* Exercise description
Scan the data below and state how many of its lines contain the word "time", giving only the figure.
□ □ □ □
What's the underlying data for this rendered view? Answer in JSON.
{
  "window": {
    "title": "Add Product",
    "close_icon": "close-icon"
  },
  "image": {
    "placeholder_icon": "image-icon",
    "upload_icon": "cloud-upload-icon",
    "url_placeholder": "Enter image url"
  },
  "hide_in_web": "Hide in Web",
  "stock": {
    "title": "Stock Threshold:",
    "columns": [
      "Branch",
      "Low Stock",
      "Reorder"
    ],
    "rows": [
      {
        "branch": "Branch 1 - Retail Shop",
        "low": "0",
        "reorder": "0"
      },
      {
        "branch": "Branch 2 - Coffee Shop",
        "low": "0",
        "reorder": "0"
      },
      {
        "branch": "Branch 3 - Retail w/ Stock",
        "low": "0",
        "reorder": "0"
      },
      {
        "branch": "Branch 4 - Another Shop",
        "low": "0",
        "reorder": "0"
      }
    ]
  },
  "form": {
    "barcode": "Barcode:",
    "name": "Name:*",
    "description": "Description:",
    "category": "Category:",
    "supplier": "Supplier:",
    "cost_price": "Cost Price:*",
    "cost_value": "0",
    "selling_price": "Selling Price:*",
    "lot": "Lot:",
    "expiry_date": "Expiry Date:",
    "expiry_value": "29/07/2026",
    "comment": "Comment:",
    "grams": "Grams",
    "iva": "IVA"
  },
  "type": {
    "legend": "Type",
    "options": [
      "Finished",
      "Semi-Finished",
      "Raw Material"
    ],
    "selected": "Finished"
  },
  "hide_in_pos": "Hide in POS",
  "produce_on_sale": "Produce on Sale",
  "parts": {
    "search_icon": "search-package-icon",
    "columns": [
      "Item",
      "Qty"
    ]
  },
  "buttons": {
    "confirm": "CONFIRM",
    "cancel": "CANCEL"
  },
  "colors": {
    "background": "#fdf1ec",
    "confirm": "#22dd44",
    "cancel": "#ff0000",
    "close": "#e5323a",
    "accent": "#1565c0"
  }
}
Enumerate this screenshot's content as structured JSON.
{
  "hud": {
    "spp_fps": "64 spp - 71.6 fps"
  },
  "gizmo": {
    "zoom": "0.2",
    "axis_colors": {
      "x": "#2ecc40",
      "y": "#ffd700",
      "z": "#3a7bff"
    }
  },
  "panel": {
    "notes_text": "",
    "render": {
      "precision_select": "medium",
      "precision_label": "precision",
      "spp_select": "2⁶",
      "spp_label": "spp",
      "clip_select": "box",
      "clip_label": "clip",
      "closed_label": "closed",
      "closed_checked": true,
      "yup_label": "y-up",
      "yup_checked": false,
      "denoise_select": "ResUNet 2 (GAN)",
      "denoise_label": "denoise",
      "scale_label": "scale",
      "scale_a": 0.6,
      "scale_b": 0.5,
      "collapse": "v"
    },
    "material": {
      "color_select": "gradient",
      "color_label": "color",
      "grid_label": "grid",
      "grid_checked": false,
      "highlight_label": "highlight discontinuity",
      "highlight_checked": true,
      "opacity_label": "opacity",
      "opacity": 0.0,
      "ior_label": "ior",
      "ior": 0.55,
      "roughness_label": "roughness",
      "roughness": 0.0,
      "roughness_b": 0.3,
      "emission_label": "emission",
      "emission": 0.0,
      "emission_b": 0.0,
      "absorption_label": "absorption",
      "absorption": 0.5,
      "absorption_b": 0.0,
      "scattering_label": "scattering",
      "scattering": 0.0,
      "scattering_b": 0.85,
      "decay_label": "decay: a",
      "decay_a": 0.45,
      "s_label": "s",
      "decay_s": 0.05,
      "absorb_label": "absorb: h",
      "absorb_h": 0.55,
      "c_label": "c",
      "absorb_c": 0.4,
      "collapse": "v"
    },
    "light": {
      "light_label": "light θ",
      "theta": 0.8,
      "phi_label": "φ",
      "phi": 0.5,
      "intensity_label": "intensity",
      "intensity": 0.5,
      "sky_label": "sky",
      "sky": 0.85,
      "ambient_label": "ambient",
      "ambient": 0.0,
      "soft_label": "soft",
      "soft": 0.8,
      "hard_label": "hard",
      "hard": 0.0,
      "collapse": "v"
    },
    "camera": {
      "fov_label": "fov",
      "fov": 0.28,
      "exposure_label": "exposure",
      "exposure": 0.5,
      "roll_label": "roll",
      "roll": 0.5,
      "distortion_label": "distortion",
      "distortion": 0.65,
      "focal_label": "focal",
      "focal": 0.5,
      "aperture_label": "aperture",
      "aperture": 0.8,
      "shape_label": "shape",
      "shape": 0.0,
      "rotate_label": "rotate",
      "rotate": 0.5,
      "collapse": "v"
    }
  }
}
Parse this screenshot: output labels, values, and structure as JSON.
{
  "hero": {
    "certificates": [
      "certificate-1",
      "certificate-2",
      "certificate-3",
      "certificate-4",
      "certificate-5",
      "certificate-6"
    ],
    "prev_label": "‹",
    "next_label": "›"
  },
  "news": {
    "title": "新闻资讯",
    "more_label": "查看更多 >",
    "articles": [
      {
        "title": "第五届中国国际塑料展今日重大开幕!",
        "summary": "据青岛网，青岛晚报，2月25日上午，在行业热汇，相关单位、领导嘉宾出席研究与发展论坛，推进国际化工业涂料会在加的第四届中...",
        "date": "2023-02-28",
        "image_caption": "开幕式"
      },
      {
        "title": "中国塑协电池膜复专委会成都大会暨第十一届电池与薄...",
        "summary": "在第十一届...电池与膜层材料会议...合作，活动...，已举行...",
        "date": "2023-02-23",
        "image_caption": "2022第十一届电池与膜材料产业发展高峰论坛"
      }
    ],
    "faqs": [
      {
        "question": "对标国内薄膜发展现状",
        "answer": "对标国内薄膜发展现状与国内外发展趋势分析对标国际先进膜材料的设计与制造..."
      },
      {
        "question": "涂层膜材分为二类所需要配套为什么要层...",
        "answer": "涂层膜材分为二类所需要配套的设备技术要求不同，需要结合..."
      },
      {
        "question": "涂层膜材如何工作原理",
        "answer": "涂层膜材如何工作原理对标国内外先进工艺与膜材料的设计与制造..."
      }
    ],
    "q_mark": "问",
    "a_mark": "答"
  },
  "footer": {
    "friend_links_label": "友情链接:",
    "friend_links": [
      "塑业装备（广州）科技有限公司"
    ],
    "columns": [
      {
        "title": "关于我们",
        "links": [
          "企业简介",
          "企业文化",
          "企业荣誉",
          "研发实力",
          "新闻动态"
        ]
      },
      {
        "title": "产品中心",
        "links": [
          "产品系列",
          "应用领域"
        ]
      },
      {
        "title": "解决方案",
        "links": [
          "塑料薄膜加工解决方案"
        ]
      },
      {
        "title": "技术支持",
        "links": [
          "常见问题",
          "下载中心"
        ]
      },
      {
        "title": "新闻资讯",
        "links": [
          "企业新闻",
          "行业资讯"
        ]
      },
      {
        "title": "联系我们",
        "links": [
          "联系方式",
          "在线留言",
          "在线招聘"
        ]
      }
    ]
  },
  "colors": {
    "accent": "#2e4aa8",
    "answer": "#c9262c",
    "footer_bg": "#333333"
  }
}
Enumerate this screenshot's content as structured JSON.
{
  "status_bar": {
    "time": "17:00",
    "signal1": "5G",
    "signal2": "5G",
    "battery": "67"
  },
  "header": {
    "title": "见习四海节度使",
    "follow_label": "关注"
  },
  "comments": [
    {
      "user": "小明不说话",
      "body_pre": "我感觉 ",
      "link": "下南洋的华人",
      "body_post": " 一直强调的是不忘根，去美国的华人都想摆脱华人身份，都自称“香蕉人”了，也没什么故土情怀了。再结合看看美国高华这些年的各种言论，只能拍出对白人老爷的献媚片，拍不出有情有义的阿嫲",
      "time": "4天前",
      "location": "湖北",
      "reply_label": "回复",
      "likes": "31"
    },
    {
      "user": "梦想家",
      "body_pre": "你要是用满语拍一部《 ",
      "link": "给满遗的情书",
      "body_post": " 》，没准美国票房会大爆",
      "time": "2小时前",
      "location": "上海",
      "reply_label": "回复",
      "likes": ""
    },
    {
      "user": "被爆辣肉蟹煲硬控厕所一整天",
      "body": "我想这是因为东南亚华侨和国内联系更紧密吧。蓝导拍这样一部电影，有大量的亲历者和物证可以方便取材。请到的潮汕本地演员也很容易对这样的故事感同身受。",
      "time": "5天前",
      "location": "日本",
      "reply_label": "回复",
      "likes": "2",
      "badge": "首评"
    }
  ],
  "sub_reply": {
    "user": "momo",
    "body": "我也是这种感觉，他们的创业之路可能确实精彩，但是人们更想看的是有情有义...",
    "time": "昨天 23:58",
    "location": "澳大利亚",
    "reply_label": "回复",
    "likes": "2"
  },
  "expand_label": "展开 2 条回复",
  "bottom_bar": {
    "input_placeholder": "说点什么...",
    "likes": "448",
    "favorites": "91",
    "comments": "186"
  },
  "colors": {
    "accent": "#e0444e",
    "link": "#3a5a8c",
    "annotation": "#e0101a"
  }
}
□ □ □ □
* Response to this task
5